What was the inspiration, because it was very similar to the dunk contest between Aaron Gordon and Zach LaVine last time. Was that the inspiration? Was that the key to taking him down?
No, my inspiration was this trophy. I was trying to get this trophy and bring this back home to Miami with me. That’s all I wanted. I wasn’t worried about who was in front of me, who had to go behind me, go before me—all I was worried about was this trophy right here.
I know it’s a lot to process in the heat of the moment, but have you had a chance to think about where this Dunk Contest is going to rank historically?
No, I didn’t. That hasn’t even sunk in yet. I’m going to be honest with you, this is looking like a dream. I only dreamt of this moment, having this hardware right here, taking it back to Miami with me. Once this stops feeling like a dream, that’s when I’m going to start thinking of that.
Talk about Vince Carter. He has said you’re the next person to watch and follow in his footsteps.
Vince is a very cool dude. Just having that conversation—it’s great being able to talk to a vet like that, somebody who has been in the League for so long and somebody that you looked up to as a child. It’s real. Your idol becomes your rival, and for him to put my name in a conversation like that is great. I’m very grateful, and I’m thankful for that—just a relationship that I build with a guy like that—it’s just great.
How did you and him meet and get to this point?
It was actually my rookie year. He was in Memphis and I was playing in Memphis. I was warming up, and he was out there warming up at the same time. After we warmed up and everything, I was sitting on the scorer’s table and this was right before the All-Star break, and he came up to me and just told me to just go out there and have fun, just be yourself, they called you for a reason…so just go out there and have fun and be yourself. Nobody knows it but, if you go back and look at the little film when they was in the locker room for the All-Star Weekend…you’ll look in my locker and you’ll see a Vince Carter jersey, cause I was going to do a couple of his dunks in my All-Star Weekend thing.
When you play in Philadelphia, what’s it like being so close to home? For the people that don’t know, they think you’re from Philly, but you’re from Chester, and I know you take pride in that.
I mean, I really don’t care about people saying that I’m from Philly because I know where I’m from. As long as I know where I’m from and I don’t ever forget that, that’s all that matters to me. You know, Philadelphia is a great place but my home is Chester, Pennsylvania.
I will always be from there, I never change up from that.
You have children?
Three. Three boys.
So what’s it like being a parent? It wasn’t that long ago when you were in Philly playing at the different tournaments like The Chosen League, and things like that, and now you have different responsibilities. What’s that like?
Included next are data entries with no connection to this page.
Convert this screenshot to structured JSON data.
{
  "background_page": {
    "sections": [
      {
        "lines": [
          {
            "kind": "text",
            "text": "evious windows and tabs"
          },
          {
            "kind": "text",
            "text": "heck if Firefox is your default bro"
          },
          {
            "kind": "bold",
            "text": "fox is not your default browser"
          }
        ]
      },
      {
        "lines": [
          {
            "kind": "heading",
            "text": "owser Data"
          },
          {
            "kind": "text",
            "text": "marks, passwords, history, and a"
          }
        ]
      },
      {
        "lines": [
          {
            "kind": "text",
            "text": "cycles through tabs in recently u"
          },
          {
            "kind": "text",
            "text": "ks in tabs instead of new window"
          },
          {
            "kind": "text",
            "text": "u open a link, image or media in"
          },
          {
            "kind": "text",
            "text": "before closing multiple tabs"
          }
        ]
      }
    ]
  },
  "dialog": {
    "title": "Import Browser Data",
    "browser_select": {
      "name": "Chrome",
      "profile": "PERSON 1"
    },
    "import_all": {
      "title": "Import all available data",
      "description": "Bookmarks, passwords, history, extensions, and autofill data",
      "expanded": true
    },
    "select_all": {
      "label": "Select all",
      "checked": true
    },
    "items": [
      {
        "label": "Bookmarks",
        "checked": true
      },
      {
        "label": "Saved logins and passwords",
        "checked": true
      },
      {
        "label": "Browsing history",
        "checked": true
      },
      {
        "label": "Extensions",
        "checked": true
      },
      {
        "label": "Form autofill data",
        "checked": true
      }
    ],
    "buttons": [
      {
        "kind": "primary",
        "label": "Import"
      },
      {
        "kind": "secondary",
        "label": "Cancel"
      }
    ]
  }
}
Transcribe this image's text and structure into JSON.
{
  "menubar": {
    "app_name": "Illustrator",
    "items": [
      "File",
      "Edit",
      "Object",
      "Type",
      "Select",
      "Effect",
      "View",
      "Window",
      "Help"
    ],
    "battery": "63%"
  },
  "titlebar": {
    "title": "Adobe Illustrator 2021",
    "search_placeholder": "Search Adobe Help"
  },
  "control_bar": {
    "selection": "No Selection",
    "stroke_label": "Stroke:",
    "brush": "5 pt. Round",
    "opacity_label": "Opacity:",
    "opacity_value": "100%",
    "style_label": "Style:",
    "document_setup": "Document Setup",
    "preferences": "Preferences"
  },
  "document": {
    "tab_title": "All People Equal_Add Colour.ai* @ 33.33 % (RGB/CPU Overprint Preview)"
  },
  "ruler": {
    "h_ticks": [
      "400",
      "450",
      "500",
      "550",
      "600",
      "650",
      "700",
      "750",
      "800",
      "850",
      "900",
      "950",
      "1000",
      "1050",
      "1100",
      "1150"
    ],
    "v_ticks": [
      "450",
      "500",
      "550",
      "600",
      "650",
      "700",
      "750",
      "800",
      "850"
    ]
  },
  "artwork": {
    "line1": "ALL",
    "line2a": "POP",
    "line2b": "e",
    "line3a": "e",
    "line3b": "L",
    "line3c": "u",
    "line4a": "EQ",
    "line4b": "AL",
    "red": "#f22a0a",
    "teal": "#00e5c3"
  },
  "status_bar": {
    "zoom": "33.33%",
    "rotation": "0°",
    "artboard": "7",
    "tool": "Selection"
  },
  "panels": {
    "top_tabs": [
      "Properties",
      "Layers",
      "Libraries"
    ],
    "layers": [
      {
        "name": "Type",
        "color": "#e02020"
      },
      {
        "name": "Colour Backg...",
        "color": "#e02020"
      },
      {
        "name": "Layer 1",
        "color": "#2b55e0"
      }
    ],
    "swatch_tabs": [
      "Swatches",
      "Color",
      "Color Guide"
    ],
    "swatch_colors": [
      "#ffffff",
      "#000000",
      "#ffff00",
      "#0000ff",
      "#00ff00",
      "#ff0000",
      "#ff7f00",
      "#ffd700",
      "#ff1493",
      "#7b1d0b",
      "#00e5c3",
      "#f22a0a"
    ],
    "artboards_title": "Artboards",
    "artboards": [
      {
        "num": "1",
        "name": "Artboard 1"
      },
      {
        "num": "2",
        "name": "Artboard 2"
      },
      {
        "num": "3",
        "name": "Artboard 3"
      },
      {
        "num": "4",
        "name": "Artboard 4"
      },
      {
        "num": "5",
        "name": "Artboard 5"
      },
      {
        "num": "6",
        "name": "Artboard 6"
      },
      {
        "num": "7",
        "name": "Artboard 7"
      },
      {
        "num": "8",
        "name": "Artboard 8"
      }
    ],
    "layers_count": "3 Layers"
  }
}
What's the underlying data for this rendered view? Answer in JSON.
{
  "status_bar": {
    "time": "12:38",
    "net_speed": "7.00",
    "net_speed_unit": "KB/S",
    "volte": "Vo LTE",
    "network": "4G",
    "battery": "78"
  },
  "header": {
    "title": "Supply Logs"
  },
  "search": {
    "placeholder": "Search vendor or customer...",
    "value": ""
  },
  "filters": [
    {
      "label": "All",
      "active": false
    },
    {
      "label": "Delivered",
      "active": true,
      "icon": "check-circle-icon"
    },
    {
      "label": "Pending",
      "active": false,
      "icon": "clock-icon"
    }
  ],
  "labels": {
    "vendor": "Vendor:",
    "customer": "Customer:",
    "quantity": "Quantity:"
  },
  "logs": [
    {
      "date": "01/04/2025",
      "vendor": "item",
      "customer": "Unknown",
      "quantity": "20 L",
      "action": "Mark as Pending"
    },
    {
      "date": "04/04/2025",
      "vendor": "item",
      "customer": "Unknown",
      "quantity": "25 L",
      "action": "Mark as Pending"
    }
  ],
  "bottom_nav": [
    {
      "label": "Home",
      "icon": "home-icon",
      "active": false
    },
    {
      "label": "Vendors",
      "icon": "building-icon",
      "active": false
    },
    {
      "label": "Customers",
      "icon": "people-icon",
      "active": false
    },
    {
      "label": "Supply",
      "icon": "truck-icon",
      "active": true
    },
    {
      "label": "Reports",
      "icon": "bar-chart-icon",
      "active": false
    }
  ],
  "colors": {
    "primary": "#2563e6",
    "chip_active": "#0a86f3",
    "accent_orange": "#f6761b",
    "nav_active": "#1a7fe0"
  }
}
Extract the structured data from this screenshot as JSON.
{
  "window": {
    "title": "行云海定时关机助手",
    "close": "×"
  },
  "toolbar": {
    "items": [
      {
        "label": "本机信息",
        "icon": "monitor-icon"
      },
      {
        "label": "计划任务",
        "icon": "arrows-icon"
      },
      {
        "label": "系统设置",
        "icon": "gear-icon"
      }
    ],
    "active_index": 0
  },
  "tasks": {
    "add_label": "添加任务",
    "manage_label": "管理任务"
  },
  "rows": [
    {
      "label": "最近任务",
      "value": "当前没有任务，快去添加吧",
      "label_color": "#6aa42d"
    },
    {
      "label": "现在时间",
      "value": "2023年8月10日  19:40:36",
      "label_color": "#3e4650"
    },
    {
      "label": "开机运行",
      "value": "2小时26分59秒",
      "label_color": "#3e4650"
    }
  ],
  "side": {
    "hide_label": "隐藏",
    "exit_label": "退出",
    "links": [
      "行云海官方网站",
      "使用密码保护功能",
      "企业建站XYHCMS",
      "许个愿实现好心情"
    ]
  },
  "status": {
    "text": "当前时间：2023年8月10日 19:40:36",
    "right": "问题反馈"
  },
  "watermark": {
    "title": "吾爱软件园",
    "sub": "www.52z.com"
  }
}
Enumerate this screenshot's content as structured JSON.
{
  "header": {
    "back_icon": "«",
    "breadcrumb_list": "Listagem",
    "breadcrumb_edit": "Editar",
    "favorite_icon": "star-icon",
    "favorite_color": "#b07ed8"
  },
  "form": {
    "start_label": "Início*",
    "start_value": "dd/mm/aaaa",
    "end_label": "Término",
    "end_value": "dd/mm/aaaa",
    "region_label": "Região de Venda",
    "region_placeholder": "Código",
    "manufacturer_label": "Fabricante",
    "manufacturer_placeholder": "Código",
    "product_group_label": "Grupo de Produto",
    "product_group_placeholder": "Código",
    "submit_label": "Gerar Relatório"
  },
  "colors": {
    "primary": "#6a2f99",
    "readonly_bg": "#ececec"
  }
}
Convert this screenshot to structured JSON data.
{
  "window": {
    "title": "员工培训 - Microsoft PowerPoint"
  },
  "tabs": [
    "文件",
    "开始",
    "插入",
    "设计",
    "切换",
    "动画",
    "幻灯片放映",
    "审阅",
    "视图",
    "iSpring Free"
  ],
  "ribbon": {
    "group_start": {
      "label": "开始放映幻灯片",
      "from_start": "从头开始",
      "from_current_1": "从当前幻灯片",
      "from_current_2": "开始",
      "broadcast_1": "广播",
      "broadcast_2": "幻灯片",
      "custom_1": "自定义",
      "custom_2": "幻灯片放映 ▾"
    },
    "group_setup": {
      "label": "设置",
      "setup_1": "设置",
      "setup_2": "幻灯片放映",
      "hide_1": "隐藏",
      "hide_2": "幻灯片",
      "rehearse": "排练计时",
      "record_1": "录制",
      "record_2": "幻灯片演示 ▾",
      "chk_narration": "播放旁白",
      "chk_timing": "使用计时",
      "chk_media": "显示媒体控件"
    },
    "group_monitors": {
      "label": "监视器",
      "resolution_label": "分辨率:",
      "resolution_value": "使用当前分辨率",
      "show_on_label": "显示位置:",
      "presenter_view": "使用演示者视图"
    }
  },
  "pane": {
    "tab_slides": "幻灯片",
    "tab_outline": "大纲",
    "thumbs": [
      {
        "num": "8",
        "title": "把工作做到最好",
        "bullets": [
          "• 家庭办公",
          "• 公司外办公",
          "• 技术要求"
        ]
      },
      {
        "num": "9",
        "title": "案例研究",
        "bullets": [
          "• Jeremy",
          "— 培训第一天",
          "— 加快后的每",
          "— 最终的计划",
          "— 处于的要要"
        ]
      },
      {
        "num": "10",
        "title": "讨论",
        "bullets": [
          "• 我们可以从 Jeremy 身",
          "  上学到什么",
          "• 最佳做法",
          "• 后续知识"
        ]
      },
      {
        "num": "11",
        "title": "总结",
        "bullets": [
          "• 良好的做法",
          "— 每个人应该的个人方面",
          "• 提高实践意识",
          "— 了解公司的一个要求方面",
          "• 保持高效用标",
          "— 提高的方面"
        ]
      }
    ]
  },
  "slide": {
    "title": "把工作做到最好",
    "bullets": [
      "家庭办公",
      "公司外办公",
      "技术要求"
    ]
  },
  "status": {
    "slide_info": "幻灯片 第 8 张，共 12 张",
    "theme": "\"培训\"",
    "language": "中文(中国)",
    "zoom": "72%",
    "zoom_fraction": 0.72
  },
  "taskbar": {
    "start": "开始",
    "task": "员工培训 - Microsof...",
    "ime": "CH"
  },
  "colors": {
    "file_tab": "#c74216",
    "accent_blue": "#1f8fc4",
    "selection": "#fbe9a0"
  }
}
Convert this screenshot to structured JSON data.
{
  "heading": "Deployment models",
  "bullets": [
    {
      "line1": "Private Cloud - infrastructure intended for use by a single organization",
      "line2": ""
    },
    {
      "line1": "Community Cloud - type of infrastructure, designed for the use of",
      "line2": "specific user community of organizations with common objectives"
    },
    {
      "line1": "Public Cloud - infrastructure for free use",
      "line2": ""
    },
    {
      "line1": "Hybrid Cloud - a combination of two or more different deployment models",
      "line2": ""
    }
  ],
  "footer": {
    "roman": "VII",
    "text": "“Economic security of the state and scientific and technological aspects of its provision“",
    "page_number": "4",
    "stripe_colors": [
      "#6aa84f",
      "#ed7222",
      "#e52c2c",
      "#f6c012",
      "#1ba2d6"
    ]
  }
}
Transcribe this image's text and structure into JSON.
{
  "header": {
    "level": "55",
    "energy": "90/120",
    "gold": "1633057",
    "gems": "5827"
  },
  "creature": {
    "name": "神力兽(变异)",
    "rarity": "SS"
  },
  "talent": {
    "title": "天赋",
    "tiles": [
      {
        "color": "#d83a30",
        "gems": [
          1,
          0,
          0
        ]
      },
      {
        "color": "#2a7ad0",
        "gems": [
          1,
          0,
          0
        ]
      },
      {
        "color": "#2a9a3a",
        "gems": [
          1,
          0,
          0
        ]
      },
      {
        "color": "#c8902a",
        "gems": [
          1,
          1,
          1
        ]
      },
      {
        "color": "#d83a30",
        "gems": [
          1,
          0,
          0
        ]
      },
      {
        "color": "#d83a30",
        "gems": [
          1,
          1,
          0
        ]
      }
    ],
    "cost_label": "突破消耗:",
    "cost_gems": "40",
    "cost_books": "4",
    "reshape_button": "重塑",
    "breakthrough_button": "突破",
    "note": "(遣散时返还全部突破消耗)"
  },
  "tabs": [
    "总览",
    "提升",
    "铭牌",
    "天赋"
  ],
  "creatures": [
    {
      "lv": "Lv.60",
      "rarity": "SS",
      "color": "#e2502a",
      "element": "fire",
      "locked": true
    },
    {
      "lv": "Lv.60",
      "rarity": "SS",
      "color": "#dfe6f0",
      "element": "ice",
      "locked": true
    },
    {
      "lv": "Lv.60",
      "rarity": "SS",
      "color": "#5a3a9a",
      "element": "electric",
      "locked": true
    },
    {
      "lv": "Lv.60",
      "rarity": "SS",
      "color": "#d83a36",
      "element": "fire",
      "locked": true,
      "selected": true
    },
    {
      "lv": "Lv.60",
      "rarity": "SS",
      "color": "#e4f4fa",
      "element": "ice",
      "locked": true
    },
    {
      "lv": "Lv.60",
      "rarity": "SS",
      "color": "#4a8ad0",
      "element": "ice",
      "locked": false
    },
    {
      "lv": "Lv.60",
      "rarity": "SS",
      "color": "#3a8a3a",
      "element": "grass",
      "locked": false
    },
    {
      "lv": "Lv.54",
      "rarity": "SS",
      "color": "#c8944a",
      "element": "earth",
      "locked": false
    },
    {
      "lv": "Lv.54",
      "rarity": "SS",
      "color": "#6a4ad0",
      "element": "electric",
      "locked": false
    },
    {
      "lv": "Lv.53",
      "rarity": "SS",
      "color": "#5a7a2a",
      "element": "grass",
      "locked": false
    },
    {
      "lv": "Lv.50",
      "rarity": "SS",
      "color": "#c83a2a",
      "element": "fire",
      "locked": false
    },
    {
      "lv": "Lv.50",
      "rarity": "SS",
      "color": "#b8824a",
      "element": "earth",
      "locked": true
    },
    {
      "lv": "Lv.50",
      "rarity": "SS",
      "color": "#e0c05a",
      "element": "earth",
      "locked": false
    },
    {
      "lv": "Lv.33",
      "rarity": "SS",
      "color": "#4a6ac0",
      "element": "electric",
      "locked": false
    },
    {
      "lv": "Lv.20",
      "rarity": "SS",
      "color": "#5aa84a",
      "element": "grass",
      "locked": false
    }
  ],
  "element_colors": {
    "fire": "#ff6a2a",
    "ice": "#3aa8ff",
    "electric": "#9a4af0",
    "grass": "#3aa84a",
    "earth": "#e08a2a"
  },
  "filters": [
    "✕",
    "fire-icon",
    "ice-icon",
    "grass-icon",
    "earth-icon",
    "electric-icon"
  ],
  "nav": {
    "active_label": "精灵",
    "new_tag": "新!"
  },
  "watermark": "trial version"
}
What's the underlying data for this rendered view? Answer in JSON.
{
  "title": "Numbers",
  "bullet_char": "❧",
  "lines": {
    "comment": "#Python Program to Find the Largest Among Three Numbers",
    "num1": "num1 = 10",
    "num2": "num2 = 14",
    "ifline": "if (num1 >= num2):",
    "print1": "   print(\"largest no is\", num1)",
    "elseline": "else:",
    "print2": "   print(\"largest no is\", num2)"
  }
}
Yeah, [smiles] it just made me mature a whole lot, you know. I’m a 23-year-old young man, and just to have three boys. I had my first when I was 17. It just made me. My mindset just changed. It just told me that I have to make it, and I have to stick no matter what, cause, I mean, when my kids grow up, I want them to…dream, I want them to fulfill that dream and never give up on it. That’s one thing I’m never going do. No matter the ups and downs, no matter the turns, or curves that come my way, I’m never going to give up, and keep fighting through whatever I have to fight through.
Is one of your kids Derrick Jones III?
Yeah, my first.
What about that legacy? Was it a no-brainer for you?
Yeah, my dad’s first boy which was me. I got the namesake so I just wanted to keep it going on, and if he doesn’t keep it going when he has his first boy, I’m not going to be mad, I’m not going to be pissed about it…it is what it is. I would love for him to do it, but if now, it is what it is.